In this February, 1990 photo, shortly after his release from 27 years in prison, Nelson Mandela, gives the black power salute to the 120,000 supporters packing Soccer City stadium in Soweto, near Johannesburg. (AP Photo)
Nelson Mandela showed his passport in February 19, 1990, shortly after his release from prison. The South African government authorized an application for himself and his wife Winnie - (Juda Ngwenya / Reuters)
In this July 27, 1991 photo, Cuban President Fidel Castro, and Nelson Mandela gesture during the celebration of the "Day of the Revolution" in Matanzas, Cuba. (AP Photo)
In this July 4, 1993 photo, President Bill Clinton and Nelson Mandela listen during Fourth of July ceremonies in Philadelphia during which Clinton presented the Philadelphia Liberty Medal to the African National Congress president and South African President F.W. de Klerk. (AP Photo/Greg Gibson)
President of the African National Congress Nelson Mandela acknowledges cheers from the crowd as he prepares to unveil the ANC's official election platform in 1994. (AP Photo/David Brauchli)
African National Congress (ANC) leader Nelson Mandela greeted residents of Mmabatho in March 1994, during a visit after the nominal homeland came under South African control following the ousting of the former President Lucas Mangope. (Reuters/Howard Burditt)
South African President Nelson Mandela smiles with actor Sidney Poitier at a press conference in Cape Town in 1996. Poitier played Mandela in the film "One Man, One Vote" (AP Photo / Sasa Kralj)
South African President Nelson Mandela waves to crowds as he sits next to Queen Elizabeth II in a an open carriage on the way to Buckingham Palace.(AP/Louisa Buller)
Chairman of the Constitutional Assembly Cyril Ramaphosa, left, holds up a copy of the country's constitution which was signed by President Nelson Mandela, in December 1996. (AP Photo / Adil Bradlow / POOL)
Nelson Mandela at a news conference in Johannesburg in February 2000. (AP Photo / Denis Farrell)

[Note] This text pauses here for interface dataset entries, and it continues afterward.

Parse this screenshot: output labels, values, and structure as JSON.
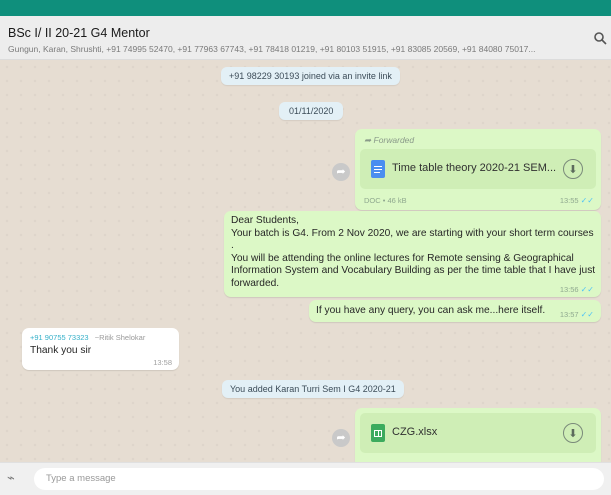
{
  "header": {
    "title": "BSc I/ II 20-21 G4 Mentor",
    "members": "Gungun, Karan, Shrushti, +91 74995 52470, +91 77963 67743, +91 78418 01219, +91 80103 51915, +91 83085 20569, +91 84080 75017..."
  },
  "chat": {
    "joined_notice": "+91 98229 30193 joined via an invite link",
    "date_chip": "01/11/2020",
    "forwarded_doc": {
      "forwarded_label": "Forwarded",
      "file_name": "Time table theory 2020-21 SEM...",
      "file_meta": "DOC • 46 kB",
      "time": "13:55"
    },
    "message_1": {
      "greeting": "Dear Students,",
      "line_2": "Your batch is G4. From 2 Nov 2020, we are starting with your short term courses",
      "line_3": ".",
      "body": "You will be attending the online lectures for Remote sensing & Geographical Information System and Vocabulary Building as per the time table that I have just forwarded.",
      "time": "13:56"
    },
    "message_2": {
      "text": "If you have any query, you can ask me...here itself.",
      "time": "13:57"
    },
    "reply": {
      "sender_phone": "+91 90755 73323",
      "sender_name": "~Ritik Shelokar",
      "text": "Thank you sir",
      "time": "13:58"
    },
    "added_notice": "You added Karan Turri Sem I G4 2020-21",
    "xlsx_doc": {
      "file_name": "CZG.xlsx"
    }
  },
  "composer": {
    "placeholder": "Type a message"
  },
  "colors": {
    "accent": "#0f8f7c",
    "outgoing_bubble": "#dcf8c6",
    "incoming_bubble": "#ffffff",
    "system_chip": "#e3f0f6",
    "read_ticks": "#4fc3f7",
    "sender_name": "#35b0c9"
  }
}
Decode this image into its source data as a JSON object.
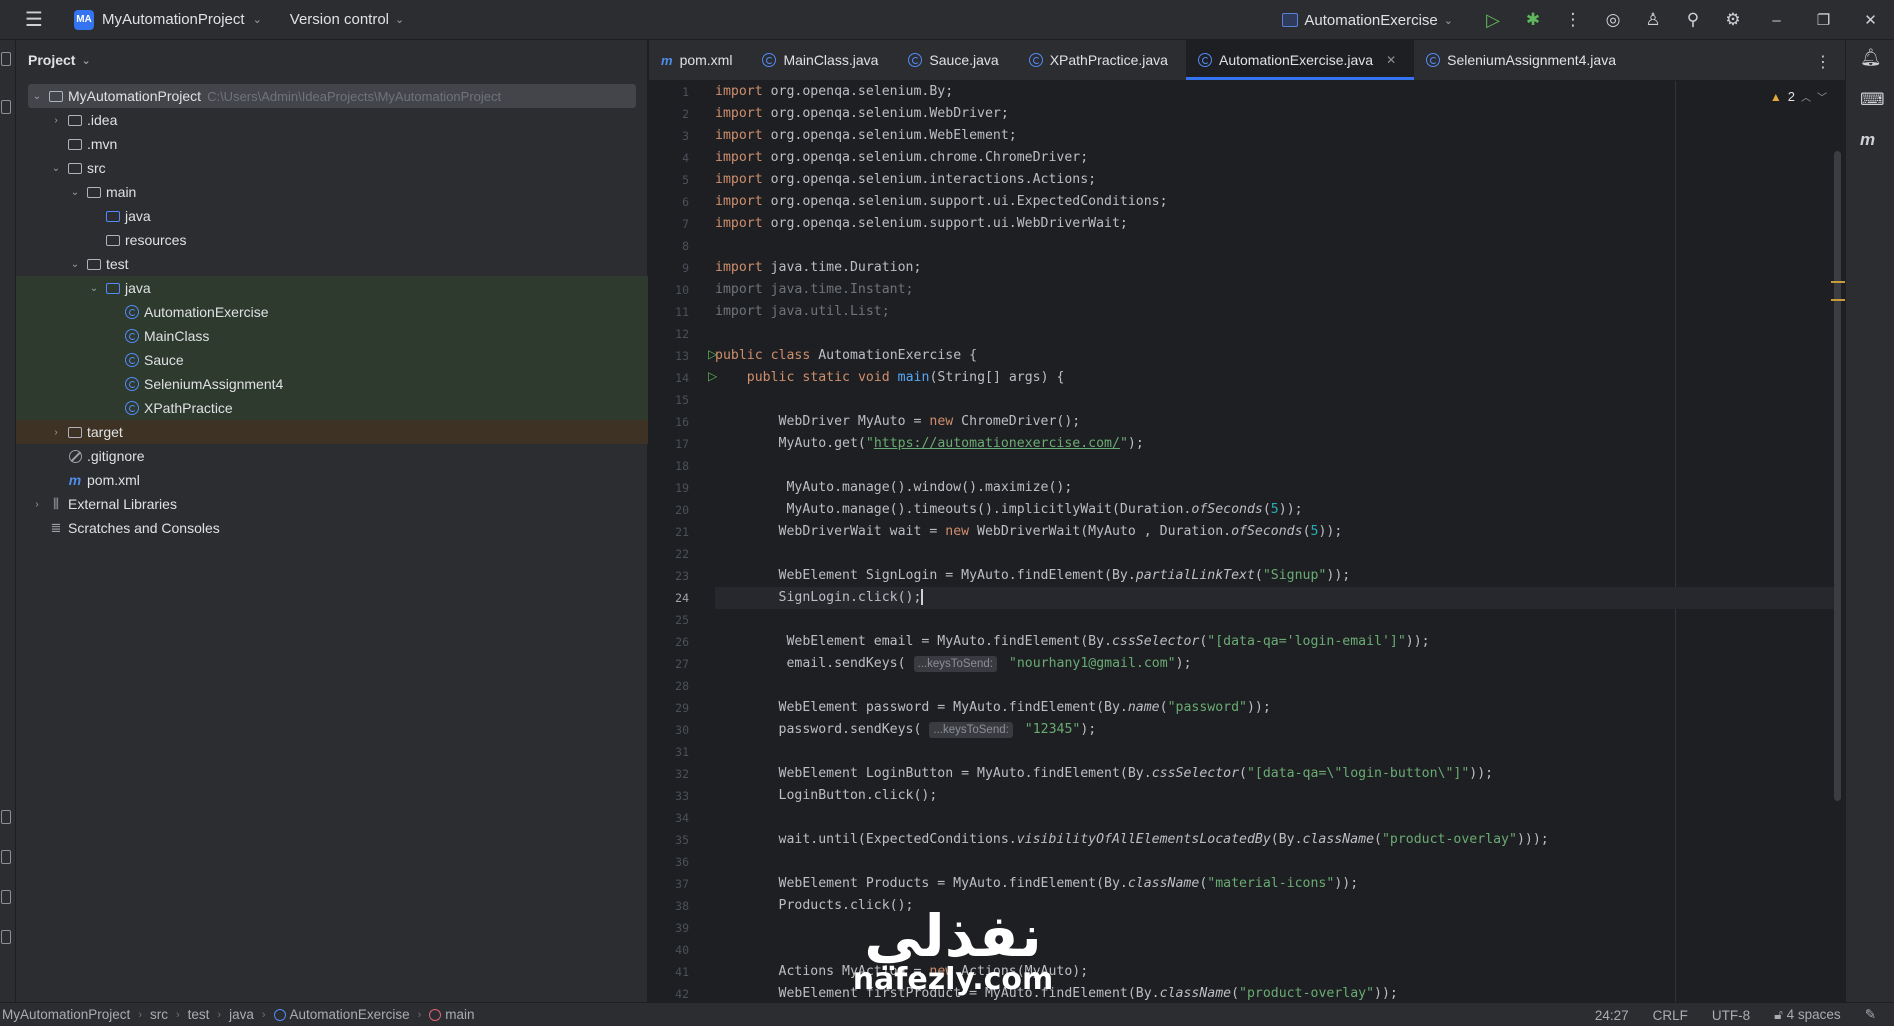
{
  "titlebar": {
    "project_badge": "MA",
    "project_name": "MyAutomationProject",
    "vcs": "Version control",
    "run_config": "AutomationExercise"
  },
  "project_panel": {
    "title": "Project",
    "root_path": "C:\\Users\\Admin\\IdeaProjects\\MyAutomationProject",
    "tree": [
      {
        "label": "MyAutomationProject",
        "depth": 0,
        "kind": "module",
        "expanded": true,
        "state": "selected"
      },
      {
        "label": ".idea",
        "depth": 1,
        "kind": "folder",
        "expanded": false
      },
      {
        "label": ".mvn",
        "depth": 1,
        "kind": "folder"
      },
      {
        "label": "src",
        "depth": 1,
        "kind": "folder",
        "expanded": true
      },
      {
        "label": "main",
        "depth": 2,
        "kind": "folder",
        "expanded": true
      },
      {
        "label": "java",
        "depth": 3,
        "kind": "source-folder"
      },
      {
        "label": "resources",
        "depth": 3,
        "kind": "resources-folder"
      },
      {
        "label": "test",
        "depth": 2,
        "kind": "folder",
        "expanded": true
      },
      {
        "label": "java",
        "depth": 3,
        "kind": "test-folder",
        "expanded": true,
        "state": "green"
      },
      {
        "label": "AutomationExercise",
        "depth": 4,
        "kind": "class",
        "state": "green"
      },
      {
        "label": "MainClass",
        "depth": 4,
        "kind": "class",
        "state": "green"
      },
      {
        "label": "Sauce",
        "depth": 4,
        "kind": "class",
        "state": "green"
      },
      {
        "label": "SeleniumAssignment4",
        "depth": 4,
        "kind": "class",
        "state": "green"
      },
      {
        "label": "XPathPractice",
        "depth": 4,
        "kind": "class",
        "state": "green"
      },
      {
        "label": "target",
        "depth": 1,
        "kind": "folder",
        "expanded": false,
        "state": "orange"
      },
      {
        "label": ".gitignore",
        "depth": 1,
        "kind": "gitignore"
      },
      {
        "label": "pom.xml",
        "depth": 1,
        "kind": "maven"
      },
      {
        "label": "External Libraries",
        "depth": 0,
        "kind": "library",
        "expanded": false
      },
      {
        "label": "Scratches and Consoles",
        "depth": 0,
        "kind": "scratches"
      }
    ]
  },
  "tabs": [
    {
      "label": "pom.xml",
      "icon": "maven-icon",
      "active": false
    },
    {
      "label": "MainClass.java",
      "icon": "class-icon",
      "active": false
    },
    {
      "label": "Sauce.java",
      "icon": "class-icon",
      "active": false
    },
    {
      "label": "XPathPractice.java",
      "icon": "class-icon",
      "active": false
    },
    {
      "label": "AutomationExercise.java",
      "icon": "class-icon",
      "active": true
    },
    {
      "label": "SeleniumAssignment4.java",
      "icon": "class-icon",
      "active": false
    }
  ],
  "editor": {
    "warnings_count": "2",
    "current_line": 24,
    "lines": [
      "import org.openqa.selenium.By;",
      "import org.openqa.selenium.WebDriver;",
      "import org.openqa.selenium.WebElement;",
      "import org.openqa.selenium.chrome.ChromeDriver;",
      "import org.openqa.selenium.interactions.Actions;",
      "import org.openqa.selenium.support.ui.ExpectedConditions;",
      "import org.openqa.selenium.support.ui.WebDriverWait;",
      "",
      "import java.time.Duration;",
      "import java.time.Instant;",
      "import java.util.List;",
      "",
      "public class AutomationExercise {",
      "    public static void main(String[] args) {",
      "",
      "        WebDriver MyAuto = new ChromeDriver();",
      "        MyAuto.get(\"https://automationexercise.com/\");",
      "",
      "         MyAuto.manage().window().maximize();",
      "         MyAuto.manage().timeouts().implicitlyWait(Duration.ofSeconds(5));",
      "        WebDriverWait wait = new WebDriverWait(MyAuto , Duration.ofSeconds(5));",
      "",
      "        WebElement SignLogin = MyAuto.findElement(By.partialLinkText(\"Signup\"));",
      "        SignLogin.click();",
      "",
      "         WebElement email = MyAuto.findElement(By.cssSelector(\"[data-qa='login-email']\"));",
      "         email.sendKeys( ...keysToSend: \"nourhany1@gmail.com\");",
      "",
      "        WebElement password = MyAuto.findElement(By.name(\"password\"));",
      "        password.sendKeys( ...keysToSend: \"12345\");",
      "",
      "        WebElement LoginButton = MyAuto.findElement(By.cssSelector(\"[data-qa=\\\"login-button\\\"]\"));",
      "        LoginButton.click();",
      "",
      "        wait.until(ExpectedConditions.visibilityOfAllElementsLocatedBy(By.className(\"product-overlay\")));",
      "",
      "        WebElement Products = MyAuto.findElement(By.className(\"material-icons\"));",
      "        Products.click();",
      "",
      "",
      "        Actions MyAction = new Actions(MyAuto);",
      "        WebElement firstProduct = MyAuto.findElement(By.className(\"product-overlay\"));"
    ]
  },
  "statusbar": {
    "breadcrumbs": [
      "MyAutomationProject",
      "src",
      "test",
      "java",
      "AutomationExercise",
      "main"
    ],
    "position": "24:27",
    "line_sep": "CRLF",
    "encoding": "UTF-8",
    "indent": "4 spaces"
  },
  "watermark": {
    "arabic": "نفذلي",
    "latin": "nafezly.com"
  },
  "colors": {
    "accent": "#3574f0",
    "keyword": "#cf8e6d",
    "string": "#6aab73",
    "number": "#2aacb8",
    "method": "#56a8f5",
    "run_green": "#5fb85a"
  }
}
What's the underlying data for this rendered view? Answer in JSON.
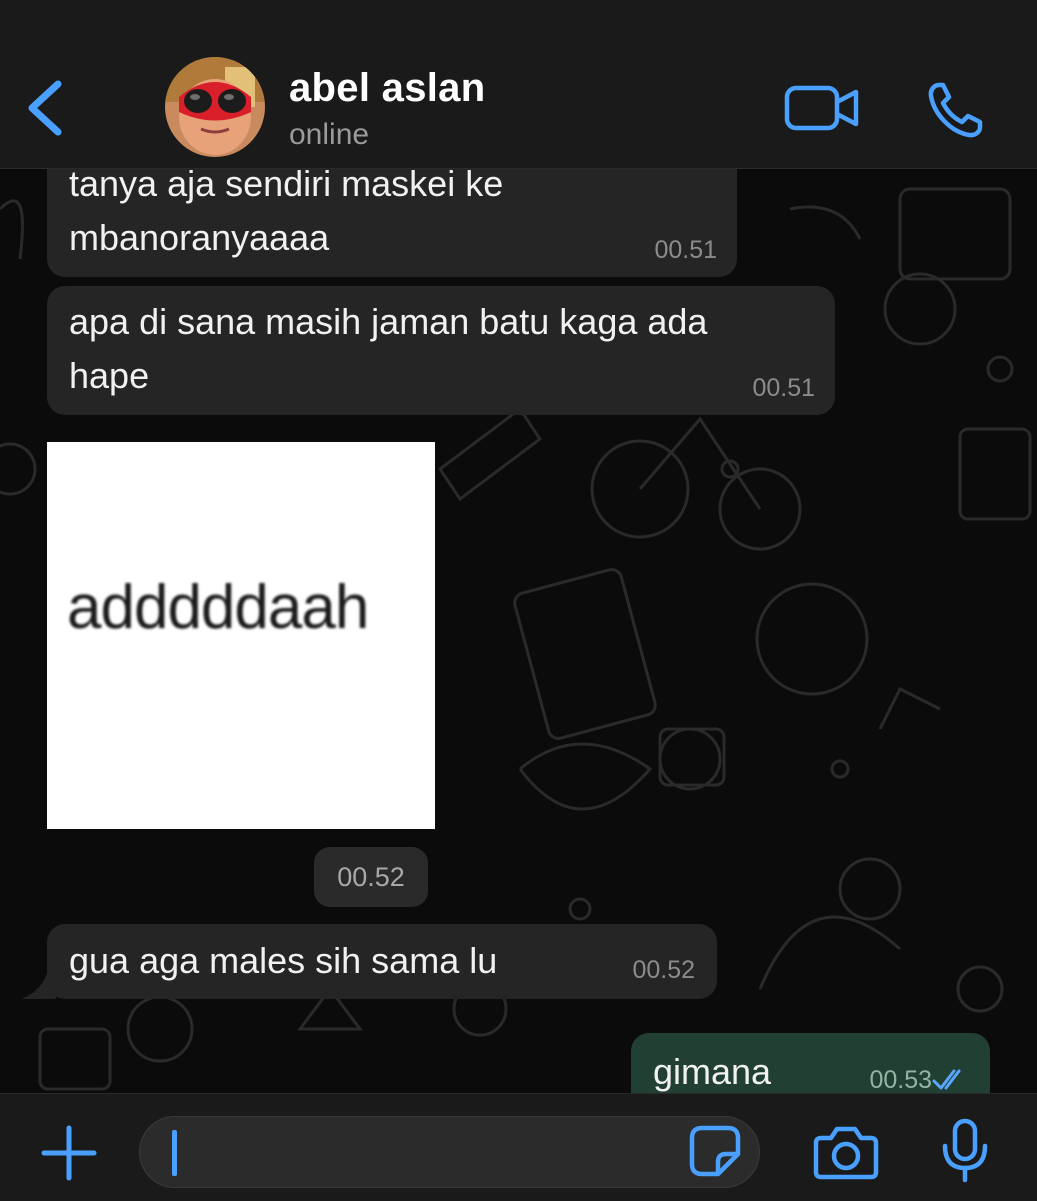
{
  "header": {
    "contact_name": "abel aslan",
    "contact_status": "online",
    "icons": [
      "chevron-left-icon",
      "avatar",
      "video-call-icon",
      "phone-icon"
    ]
  },
  "messages": [
    {
      "direction": "incoming",
      "text": "tanya aja sendiri maskei ke\nmbanoranyaaaa",
      "time": "00.51"
    },
    {
      "direction": "incoming",
      "text": "apa di sana masih jaman batu kaga ada\nhape",
      "time": "00.51"
    },
    {
      "direction": "incoming",
      "type": "sticker",
      "sticker_text": "adddddaah",
      "time": "00.52"
    },
    {
      "direction": "incoming",
      "text": "gua aga males sih sama lu",
      "time": "00.52"
    },
    {
      "direction": "outgoing",
      "text": "gimana",
      "time": "00.53",
      "status": "read"
    }
  ],
  "input_bar": {
    "placeholder": "",
    "icons": [
      "plus-icon",
      "sticker-icon",
      "camera-icon",
      "mic-icon"
    ]
  },
  "colors": {
    "accent": "#4aa0ff",
    "header_bg": "#1a1a1a",
    "incoming_bubble": "#252525",
    "outgoing_bubble": "#214033",
    "chat_bg": "#0b0b0b"
  }
}
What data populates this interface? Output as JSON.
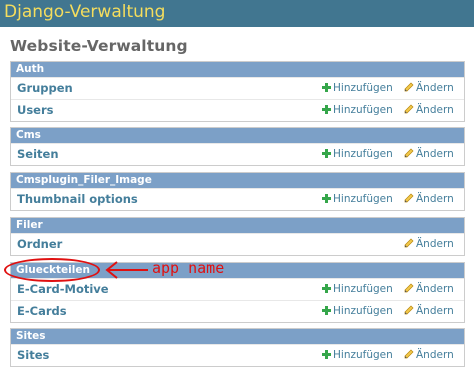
{
  "header": {
    "branding": "Django-Verwaltung"
  },
  "page": {
    "title": "Website-Verwaltung"
  },
  "modules": [
    {
      "caption": "Auth",
      "rows": [
        {
          "name": "Gruppen",
          "add": "Hinzufügen",
          "change": "Ändern"
        },
        {
          "name": "Users",
          "add": "Hinzufügen",
          "change": "Ändern"
        }
      ]
    },
    {
      "caption": "Cms",
      "rows": [
        {
          "name": "Seiten",
          "add": "Hinzufügen",
          "change": "Ändern"
        }
      ]
    },
    {
      "caption": "Cmsplugin_Filer_Image",
      "rows": [
        {
          "name": "Thumbnail options",
          "add": "Hinzufügen",
          "change": "Ändern"
        }
      ]
    },
    {
      "caption": "Filer",
      "rows": [
        {
          "name": "Ordner",
          "change": "Ändern"
        }
      ]
    },
    {
      "caption": "Glueckteilen",
      "rows": [
        {
          "name": "E-Card-Motive",
          "add": "Hinzufügen",
          "change": "Ändern"
        },
        {
          "name": "E-Cards",
          "add": "Hinzufügen",
          "change": "Ändern"
        }
      ]
    },
    {
      "caption": "Sites",
      "rows": [
        {
          "name": "Sites",
          "add": "Hinzufügen",
          "change": "Ändern"
        }
      ]
    }
  ],
  "annotation": {
    "text": "app name",
    "color": "#e01010"
  },
  "colors": {
    "header_bg": "#417690",
    "branding": "#f5dd5d",
    "caption_bg": "#7ca0c7",
    "link": "#447e9b",
    "add_icon": "#35a64a"
  },
  "icons": {
    "add": "green-plus-icon",
    "change": "pencil-icon"
  }
}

South African rugby captain Francois Pienaar, right, received the Rugby World Cup trophy from President Nelson Mandela also wearing a South African rugby shirt, after South Africa defeated New Zealand in the Rugby World Cup , in 1995. (AP Photo / Ross Setford)